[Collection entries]

Segment Open

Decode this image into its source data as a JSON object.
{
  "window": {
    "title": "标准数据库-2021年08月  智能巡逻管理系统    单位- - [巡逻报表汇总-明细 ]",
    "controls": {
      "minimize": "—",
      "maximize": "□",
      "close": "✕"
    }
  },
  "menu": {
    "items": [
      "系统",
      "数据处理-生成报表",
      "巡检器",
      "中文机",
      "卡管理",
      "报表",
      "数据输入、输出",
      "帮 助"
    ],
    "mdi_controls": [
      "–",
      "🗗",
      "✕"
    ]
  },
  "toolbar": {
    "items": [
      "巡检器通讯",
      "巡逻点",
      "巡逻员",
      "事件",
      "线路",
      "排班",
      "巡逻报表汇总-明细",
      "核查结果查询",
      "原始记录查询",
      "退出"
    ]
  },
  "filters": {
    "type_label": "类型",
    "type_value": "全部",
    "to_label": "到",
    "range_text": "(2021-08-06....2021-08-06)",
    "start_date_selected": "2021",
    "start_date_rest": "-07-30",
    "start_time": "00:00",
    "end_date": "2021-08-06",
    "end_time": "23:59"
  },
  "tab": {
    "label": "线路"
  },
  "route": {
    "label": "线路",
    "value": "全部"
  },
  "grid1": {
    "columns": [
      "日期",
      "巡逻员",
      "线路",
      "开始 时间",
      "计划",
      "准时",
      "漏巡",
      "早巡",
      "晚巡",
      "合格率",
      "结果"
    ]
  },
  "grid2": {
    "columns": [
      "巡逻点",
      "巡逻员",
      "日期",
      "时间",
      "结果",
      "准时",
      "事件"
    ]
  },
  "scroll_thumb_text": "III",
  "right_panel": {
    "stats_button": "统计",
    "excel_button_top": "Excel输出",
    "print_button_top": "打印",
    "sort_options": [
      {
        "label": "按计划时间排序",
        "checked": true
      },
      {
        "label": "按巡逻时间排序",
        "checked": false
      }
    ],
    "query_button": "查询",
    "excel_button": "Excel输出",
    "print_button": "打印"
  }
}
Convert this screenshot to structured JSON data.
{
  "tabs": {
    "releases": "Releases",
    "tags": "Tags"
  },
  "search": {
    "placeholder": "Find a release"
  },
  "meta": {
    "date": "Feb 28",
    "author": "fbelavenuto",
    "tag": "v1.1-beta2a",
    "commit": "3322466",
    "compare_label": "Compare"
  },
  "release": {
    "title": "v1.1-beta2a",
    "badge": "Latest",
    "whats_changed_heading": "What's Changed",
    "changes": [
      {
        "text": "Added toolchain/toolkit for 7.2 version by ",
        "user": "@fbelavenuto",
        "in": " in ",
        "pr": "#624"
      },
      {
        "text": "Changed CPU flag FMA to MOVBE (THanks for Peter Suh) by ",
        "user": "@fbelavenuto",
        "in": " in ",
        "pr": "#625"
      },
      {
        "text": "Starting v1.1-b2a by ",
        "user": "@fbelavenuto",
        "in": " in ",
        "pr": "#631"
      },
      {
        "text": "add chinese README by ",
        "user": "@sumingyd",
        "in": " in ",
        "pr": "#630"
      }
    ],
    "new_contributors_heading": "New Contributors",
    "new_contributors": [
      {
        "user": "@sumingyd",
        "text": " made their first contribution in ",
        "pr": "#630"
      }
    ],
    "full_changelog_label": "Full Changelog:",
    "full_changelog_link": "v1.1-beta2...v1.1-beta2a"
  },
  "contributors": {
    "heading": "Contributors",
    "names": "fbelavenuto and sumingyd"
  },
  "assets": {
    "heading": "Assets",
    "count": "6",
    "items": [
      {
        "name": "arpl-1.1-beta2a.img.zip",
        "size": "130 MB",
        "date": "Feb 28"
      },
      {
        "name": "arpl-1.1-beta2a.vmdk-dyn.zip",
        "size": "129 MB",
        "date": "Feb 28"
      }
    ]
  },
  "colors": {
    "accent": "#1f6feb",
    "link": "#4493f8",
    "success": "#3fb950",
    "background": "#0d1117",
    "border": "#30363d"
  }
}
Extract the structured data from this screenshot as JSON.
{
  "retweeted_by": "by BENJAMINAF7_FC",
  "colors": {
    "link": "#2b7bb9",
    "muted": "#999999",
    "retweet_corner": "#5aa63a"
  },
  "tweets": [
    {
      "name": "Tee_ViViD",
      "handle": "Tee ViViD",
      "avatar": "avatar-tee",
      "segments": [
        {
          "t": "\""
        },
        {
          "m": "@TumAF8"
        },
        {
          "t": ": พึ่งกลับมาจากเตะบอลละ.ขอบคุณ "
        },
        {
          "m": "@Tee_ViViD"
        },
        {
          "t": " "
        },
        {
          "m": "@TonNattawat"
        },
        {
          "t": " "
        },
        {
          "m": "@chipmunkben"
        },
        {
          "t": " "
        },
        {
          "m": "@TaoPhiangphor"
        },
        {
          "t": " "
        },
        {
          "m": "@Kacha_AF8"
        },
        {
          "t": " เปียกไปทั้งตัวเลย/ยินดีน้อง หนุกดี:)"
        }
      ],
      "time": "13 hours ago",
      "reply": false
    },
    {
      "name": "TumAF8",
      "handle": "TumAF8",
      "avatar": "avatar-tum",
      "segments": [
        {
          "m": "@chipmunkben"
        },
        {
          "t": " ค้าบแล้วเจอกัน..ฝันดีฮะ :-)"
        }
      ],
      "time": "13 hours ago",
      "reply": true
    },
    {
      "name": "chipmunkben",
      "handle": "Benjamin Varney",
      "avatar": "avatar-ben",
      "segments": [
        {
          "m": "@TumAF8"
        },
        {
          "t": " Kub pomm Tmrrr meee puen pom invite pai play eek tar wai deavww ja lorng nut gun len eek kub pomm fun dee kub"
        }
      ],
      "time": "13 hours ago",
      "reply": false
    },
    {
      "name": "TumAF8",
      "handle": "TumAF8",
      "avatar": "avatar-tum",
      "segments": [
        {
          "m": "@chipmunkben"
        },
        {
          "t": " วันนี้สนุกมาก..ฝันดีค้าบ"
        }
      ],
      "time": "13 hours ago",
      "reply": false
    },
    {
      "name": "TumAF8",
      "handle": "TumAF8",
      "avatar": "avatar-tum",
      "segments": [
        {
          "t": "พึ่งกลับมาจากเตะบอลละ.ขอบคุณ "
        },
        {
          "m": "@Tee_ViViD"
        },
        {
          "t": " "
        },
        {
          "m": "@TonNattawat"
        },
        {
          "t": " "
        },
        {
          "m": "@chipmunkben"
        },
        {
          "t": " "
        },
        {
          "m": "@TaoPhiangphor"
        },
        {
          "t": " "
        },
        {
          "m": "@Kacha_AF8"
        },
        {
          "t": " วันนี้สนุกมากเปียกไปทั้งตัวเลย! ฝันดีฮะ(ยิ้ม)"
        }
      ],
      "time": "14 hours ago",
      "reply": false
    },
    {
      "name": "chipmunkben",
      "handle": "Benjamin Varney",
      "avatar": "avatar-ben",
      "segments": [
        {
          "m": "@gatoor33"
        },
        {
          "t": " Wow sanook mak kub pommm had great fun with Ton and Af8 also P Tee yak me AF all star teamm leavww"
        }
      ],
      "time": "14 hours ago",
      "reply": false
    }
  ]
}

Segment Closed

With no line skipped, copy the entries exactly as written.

Decode this image into its source data as a JSON object.
{
  "window": {
    "title": "标准数据库-2021年08月  智能巡逻管理系统    单位- - [巡逻报表汇总-明细 ]",
    "controls": {
      "minimize": "—",
      "maximize": "□",
      "close": "✕"
    }
  },
  "menu": {
    "items": [
      "系统",
      "数据处理-生成报表",
      "巡检器",
      "中文机",
      "卡管理",
      "报表",
      "数据输入、输出",
      "帮 助"
    ],
    "mdi_controls": [
      "–",
      "🗗",
      "✕"
    ]
  },
  "toolbar": {
    "items": [
      "巡检器通讯",
      "巡逻点",
      "巡逻员",
      "事件",
      "线路",
      "排班",
      "巡逻报表汇总-明细",
      "核查结果查询",
      "原始记录查询",
      "退出"
    ]
  },
  "filters": {
    "type_label": "类型",
    "type_value": "全部",
    "to_label": "到",
    "range_text": "(2021-08-06....2021-08-06)",
    "start_date_selected": "2021",
    "start_date_rest": "-07-30",
    "start_time": "00:00",
    "end_date": "2021-08-06",
    "end_time": "23:59"
  },
  "tab": {
    "label": "线路"
  },
  "route": {
    "label": "线路",
    "value": "全部"
  },
  "grid1": {
    "columns": [
      "日期",
      "巡逻员",
      "线路",
      "开始 时间",
      "计划",
      "准时",
      "漏巡",
      "早巡",
      "晚巡",
      "合格率",
      "结果"
    ]
  },
  "grid2": {
    "columns": [
      "巡逻点",
      "巡逻员",
      "日期",
      "时间",
      "结果",
      "准时",
      "事件"
    ]
  },
  "scroll_thumb_text": "III",
  "right_panel": {
    "stats_button": "统计",
    "excel_button_top": "Excel输出",
    "print_button_top": "打印",
    "sort_options": [
      {
        "label": "按计划时间排序",
        "checked": true
      },
      {
        "label": "按巡逻时间排序",
        "checked": false
      }
    ],
    "query_button": "查询",
    "excel_button": "Excel输出",
    "print_button": "打印"
  }
}
Convert this screenshot to structured JSON data.
{
  "tabs": {
    "releases": "Releases",
    "tags": "Tags"
  },
  "search": {
    "placeholder": "Find a release"
  },
  "meta": {
    "date": "Feb 28",
    "author": "fbelavenuto",
    "tag": "v1.1-beta2a",
    "commit": "3322466",
    "compare_label": "Compare"
  },
  "release": {
    "title": "v1.1-beta2a",
    "badge": "Latest",
    "whats_changed_heading": "What's Changed",
    "changes": [
      {
        "text": "Added toolchain/toolkit for 7.2 version by ",
        "user": "@fbelavenuto",
        "in": " in ",
        "pr": "#624"
      },
      {
        "text": "Changed CPU flag FMA to MOVBE (THanks for Peter Suh) by ",
        "user": "@fbelavenuto",
        "in": " in ",
        "pr": "#625"
      },
      {
        "text": "Starting v1.1-b2a by ",
        "user": "@fbelavenuto",
        "in": " in ",
        "pr": "#631"
      },
      {
        "text": "add chinese README by ",
        "user": "@sumingyd",
        "in": " in ",
        "pr": "#630"
      }
    ],
    "new_contributors_heading": "New Contributors",
    "new_contributors": [
      {
        "user": "@sumingyd",
        "text": " made their first contribution in ",
        "pr": "#630"
      }
    ],
    "full_changelog_label": "Full Changelog:",
    "full_changelog_link": "v1.1-beta2...v1.1-beta2a"
  },
  "contributors": {
    "heading": "Contributors",
    "names": "fbelavenuto and sumingyd"
  },
  "assets": {
    "heading": "Assets",
    "count": "6",
    "items": [
      {
        "name": "arpl-1.1-beta2a.img.zip",
        "size": "130 MB",
        "date": "Feb 28"
      },
      {
        "name": "arpl-1.1-beta2a.vmdk-dyn.zip",
        "size": "129 MB",
        "date": "Feb 28"
      }
    ]
  },
  "colors": {
    "accent": "#1f6feb",
    "link": "#4493f8",
    "success": "#3fb950",
    "background": "#0d1117",
    "border": "#30363d"
  }
}
Extract the structured data from this screenshot as JSON.
{
  "retweeted_by": "by BENJAMINAF7_FC",
  "colors": {
    "link": "#2b7bb9",
    "muted": "#999999",
    "retweet_corner": "#5aa63a"
  },
  "tweets": [
    {
      "name": "Tee_ViViD",
      "handle": "Tee ViViD",
      "avatar": "avatar-tee",
      "segments": [
        {
          "t": "\""
        },
        {
          "m": "@TumAF8"
        },
        {
          "t": ": พึ่งกลับมาจากเตะบอลละ.ขอบคุณ "
        },
        {
          "m": "@Tee_ViViD"
        },
        {
          "t": " "
        },
        {
          "m": "@TonNattawat"
        },
        {
          "t": " "
        },
        {
          "m": "@chipmunkben"
        },
        {
          "t": " "
        },
        {
          "m": "@TaoPhiangphor"
        },
        {
          "t": " "
        },
        {
          "m": "@Kacha_AF8"
        },
        {
          "t": " เปียกไปทั้งตัวเลย/ยินดีน้อง หนุกดี:)"
        }
      ],
      "time": "13 hours ago",
      "reply": false
    },
    {
      "name": "TumAF8",
      "handle": "TumAF8",
      "avatar": "avatar-tum",
      "segments": [
        {
          "m": "@chipmunkben"
        },
        {
          "t": " ค้าบแล้วเจอกัน..ฝันดีฮะ :-)"
        }
      ],
      "time": "13 hours ago",
      "reply": true
    },
    {
      "name": "chipmunkben",
      "handle": "Benjamin Varney",
      "avatar": "avatar-ben",
      "segments": [
        {
          "m": "@TumAF8"
        },
        {
          "t": " Kub pomm Tmrrr meee puen pom invite pai play eek tar wai deavww ja lorng nut gun len eek kub pomm fun dee kub"
        }
      ],
      "time": "13 hours ago",
      "reply": false
    },
    {
      "name": "TumAF8",
      "handle": "TumAF8",
      "avatar": "avatar-tum",
      "segments": [
        {
          "m": "@chipmunkben"
        },
        {
          "t": " วันนี้สนุกมาก..ฝันดีค้าบ"
        }
      ],
      "time": "13 hours ago",
      "reply": false
    },
    {
      "name": "TumAF8",
      "handle": "TumAF8",
      "avatar": "avatar-tum",
      "segments": [
        {
          "t": "พึ่งกลับมาจากเตะบอลละ.ขอบคุณ "
        },
        {
          "m": "@Tee_ViViD"
        },
        {
          "t": " "
        },
        {
          "m": "@TonNattawat"
        },
        {
          "t": " "
        },
        {
          "m": "@chipmunkben"
        },
        {
          "t": " "
        },
        {
          "m": "@TaoPhiangphor"
        },
        {
          "t": " "
        },
        {
          "m": "@Kacha_AF8"
        },
        {
          "t": " วันนี้สนุกมากเปียกไปทั้งตัวเลย! ฝันดีฮะ(ยิ้ม)"
        }
      ],
      "time": "14 hours ago",
      "reply": false
    },
    {
      "name": "chipmunkben",
      "handle": "Benjamin Varney",
      "avatar": "avatar-ben",
      "segments": [
        {
          "m": "@gatoor33"
        },
        {
          "t": " Wow sanook mak kub pommm had great fun with Ton and Af8 also P Tee yak me AF all star teamm leavww"
        }
      ],
      "time": "14 hours ago",
      "reply": false
    }
  ]
}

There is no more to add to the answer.